Date of Award


Degree Name

Master of Science


Geological and Environmental Sciences

First Advisor

Dr. R.V. Krishnamurthy

Second Advisor

Dr. Duane R. Hampton

Third Advisor

Dr. Alan Kehew


Isotope, snow, ice, precipitation, atmosphere

Access Setting

Masters Thesis-Open Access


Understanding the processes that govern the cryosphere is necessary to understand the water budget within an area that receives significant winter precipitation. This research investigates two components of the cryosphere, namely snow and icicle formation, through the application of the stable isotopes of oxygen and hydrogen.

Stable isotope measurements from precipitation collected throughout the winter of 2013-2014 are presented. The measured isotope values are in discord with known isotope effects. This discrepancy hints at a previously unexplored atmospheric phenomenon, where the enriched oxygen isotope signature of atmospheric ozone was incorporated, via photochemical reactions, into water vapor which subsequently fell as precipitation.

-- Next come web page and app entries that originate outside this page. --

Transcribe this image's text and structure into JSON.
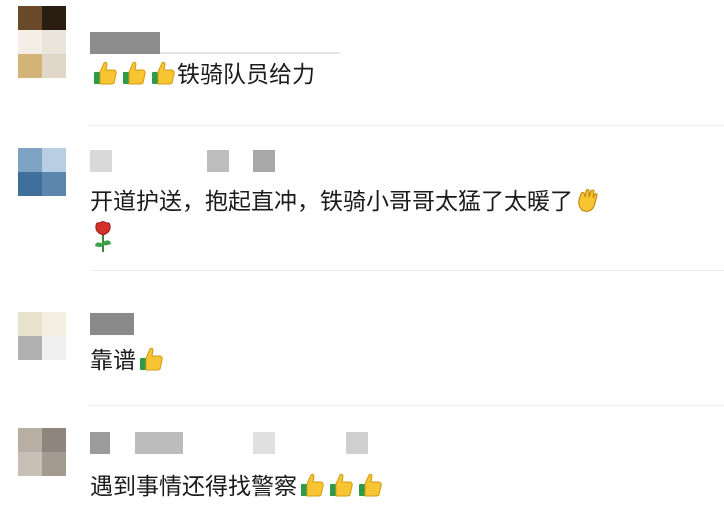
{
  "comments": [
    {
      "text": "铁骑队员给力",
      "emoji_before": [
        "thumbs-up-icon",
        "thumbs-up-icon",
        "thumbs-up-icon"
      ],
      "emoji_after": [],
      "avatar_colors": [
        "#6b4a2c",
        "#2a1d12",
        "#f3efe6",
        "#e9e4dc",
        "#d3b377",
        "#e1d7c9"
      ],
      "name_blur_colors": [
        "#8d8d8d"
      ]
    },
    {
      "text": "开道护送，抱起直冲，铁骑小哥哥太猛了太暖了",
      "emoji_before": [],
      "emoji_after": [
        "clapping-hand-icon",
        "rose-icon"
      ],
      "avatar_colors": [
        "#7fa3c4",
        "#b7cee3",
        "#3f6f9a",
        "#5d86ae"
      ],
      "name_blur_colors": [
        "#d9d9d9",
        "#bdbdbd",
        "#a8a8a8"
      ]
    },
    {
      "text": "靠谱",
      "emoji_before": [],
      "emoji_after": [
        "thumbs-up-icon"
      ],
      "avatar_colors": [
        "#e9e2cf",
        "#f5efe3",
        "#b0b0b0",
        "#f0f0f0"
      ],
      "name_blur_colors": [
        "#8a8a8a"
      ]
    },
    {
      "text": "遇到事情还得找警察",
      "emoji_before": [],
      "emoji_after": [
        "thumbs-up-icon",
        "thumbs-up-icon",
        "thumbs-up-icon"
      ],
      "avatar_colors": [
        "#b9aea4",
        "#8f857d",
        "#c8c0b6",
        "#a49a90"
      ],
      "name_blur_colors": [
        "#9b9b9b",
        "#bcbcbc",
        "#e0e0e0",
        "#cfcfcf"
      ]
    }
  ]
}
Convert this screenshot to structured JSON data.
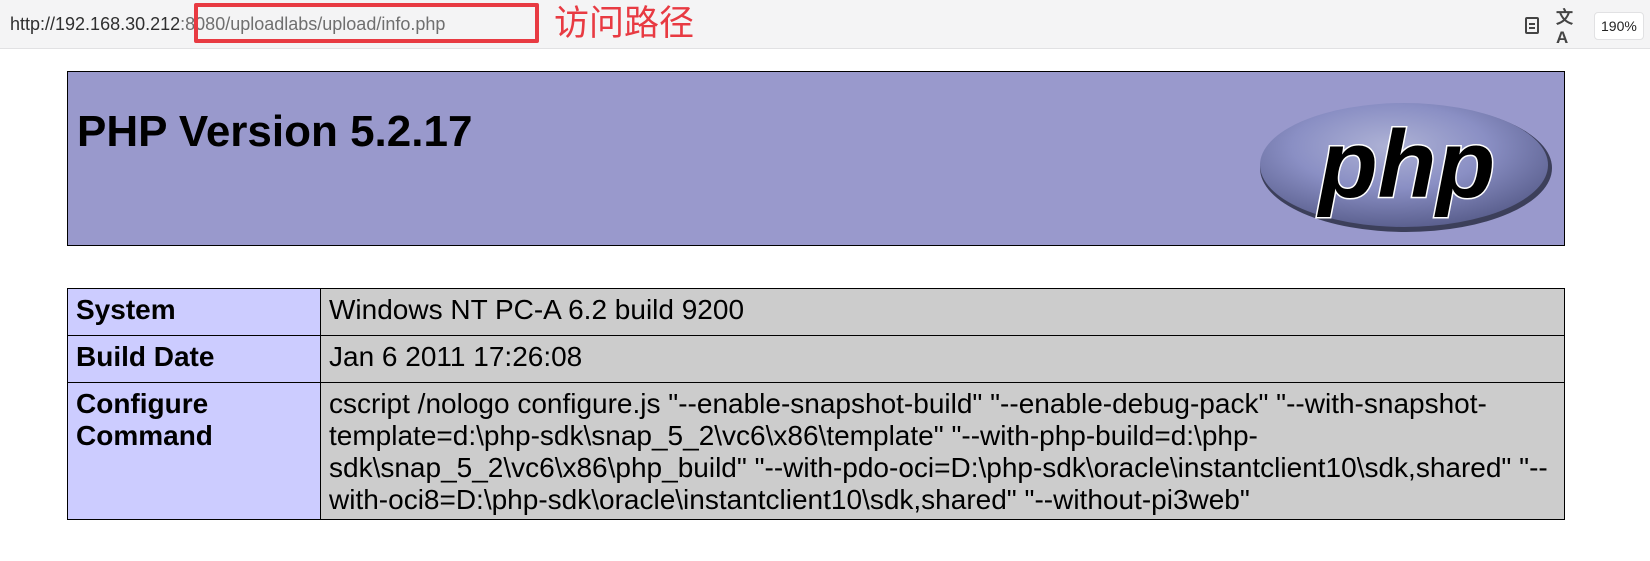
{
  "browser": {
    "url_host": "http://192.168.30.212",
    "url_path": ":8080/uploadlabs/upload/info.php",
    "annotation": "访问路径",
    "zoom": "190%",
    "translate_glyph": "文A"
  },
  "php": {
    "title": "PHP Version 5.2.17",
    "logo_text": "php"
  },
  "info_table": {
    "rows": [
      {
        "key": "System",
        "value": "Windows NT PC-A 6.2 build 9200"
      },
      {
        "key": "Build Date",
        "value": "Jan 6 2011 17:26:08"
      },
      {
        "key": "Configure Command",
        "value": "cscript /nologo configure.js \"--enable-snapshot-build\" \"--enable-debug-pack\" \"--with-snapshot-template=d:\\php-sdk\\snap_5_2\\vc6\\x86\\template\" \"--with-php-build=d:\\php-sdk\\snap_5_2\\vc6\\x86\\php_build\" \"--with-pdo-oci=D:\\php-sdk\\oracle\\instantclient10\\sdk,shared\" \"--with-oci8=D:\\php-sdk\\oracle\\instantclient10\\sdk,shared\" \"--without-pi3web\""
      }
    ]
  },
  "colors": {
    "header_bg": "#9999cc",
    "key_bg": "#ccccff",
    "value_bg": "#cccccc",
    "annotation": "#e83a42"
  }
}
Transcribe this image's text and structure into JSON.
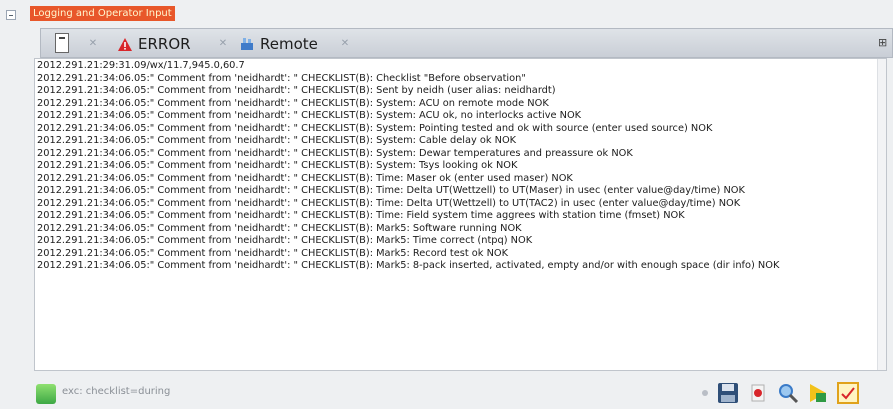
{
  "panel": {
    "title": "Logging and Operator Input"
  },
  "tabs": [
    {
      "label": ""
    },
    {
      "label": "ERROR"
    },
    {
      "label": "Remote"
    }
  ],
  "log": {
    "lines": [
      "2012.291.21:29:31.09/wx/11.7,945.0,60.7",
      "2012.291.21:34:06.05:\" Comment from 'neidhardt': \" CHECKLIST(B): Checklist \"Before observation\"",
      "2012.291.21:34:06.05:\" Comment from 'neidhardt': \" CHECKLIST(B): Sent by neidh (user alias: neidhardt)",
      "2012.291.21:34:06.05:\" Comment from 'neidhardt': \" CHECKLIST(B): System: ACU on remote mode NOK",
      "2012.291.21:34:06.05:\" Comment from 'neidhardt': \" CHECKLIST(B): System: ACU ok, no interlocks active NOK",
      "2012.291.21:34:06.05:\" Comment from 'neidhardt': \" CHECKLIST(B): System: Pointing tested and ok with source (enter used source) NOK",
      "2012.291.21:34:06.05:\" Comment from 'neidhardt': \" CHECKLIST(B): System: Cable delay ok NOK",
      "2012.291.21:34:06.05:\" Comment from 'neidhardt': \" CHECKLIST(B): System: Dewar temperatures and preassure ok NOK",
      "2012.291.21:34:06.05:\" Comment from 'neidhardt': \" CHECKLIST(B): System: Tsys looking ok NOK",
      "2012.291.21:34:06.05:\" Comment from 'neidhardt': \" CHECKLIST(B): Time: Maser ok (enter used maser) NOK",
      "2012.291.21:34:06.05:\" Comment from 'neidhardt': \" CHECKLIST(B): Time: Delta UT(Wettzell) to UT(Maser) in usec (enter value@day/time) NOK",
      "2012.291.21:34:06.05:\" Comment from 'neidhardt': \" CHECKLIST(B): Time: Delta UT(Wettzell) to UT(TAC2) in usec (enter value@day/time) NOK",
      "2012.291.21:34:06.05:\" Comment from 'neidhardt': \" CHECKLIST(B): Time: Field system time aggrees with station time (fmset) NOK",
      "2012.291.21:34:06.05:\" Comment from 'neidhardt': \" CHECKLIST(B): Mark5: Software running NOK",
      "2012.291.21:34:06.05:\" Comment from 'neidhardt': \" CHECKLIST(B): Mark5: Time correct (ntpq) NOK",
      "2012.291.21:34:06.05:\" Comment from 'neidhardt': \" CHECKLIST(B): Mark5: Record test ok NOK",
      "2012.291.21:34:06.05:\" Comment from 'neidhardt': \" CHECKLIST(B): Mark5: 8-pack inserted, activated, empty and/or with enough space (dir info) NOK"
    ]
  },
  "status": {
    "text": "exc: checklist=during"
  },
  "colors": {
    "title_bg": "#e8572a",
    "error_icon": "#d8262b",
    "status_ok": "#4dbb4f"
  },
  "icons": [
    "document-icon",
    "warning-icon",
    "remote-icon",
    "close-icon",
    "menu-icon",
    "save-icon",
    "delete-icon",
    "search-icon",
    "run-icon",
    "checklist-icon"
  ]
}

Furthermore, this work uses stable isotope measurements to tests the theoretical model suggested for icicle formation and examines icicle evolution. This is the first systematic stable isotope study of icicles. It is proposed that icicles grow according to a “growth-cessation-growth” model, where a cessation period occurs between growth periods.

Included in

Geology Commons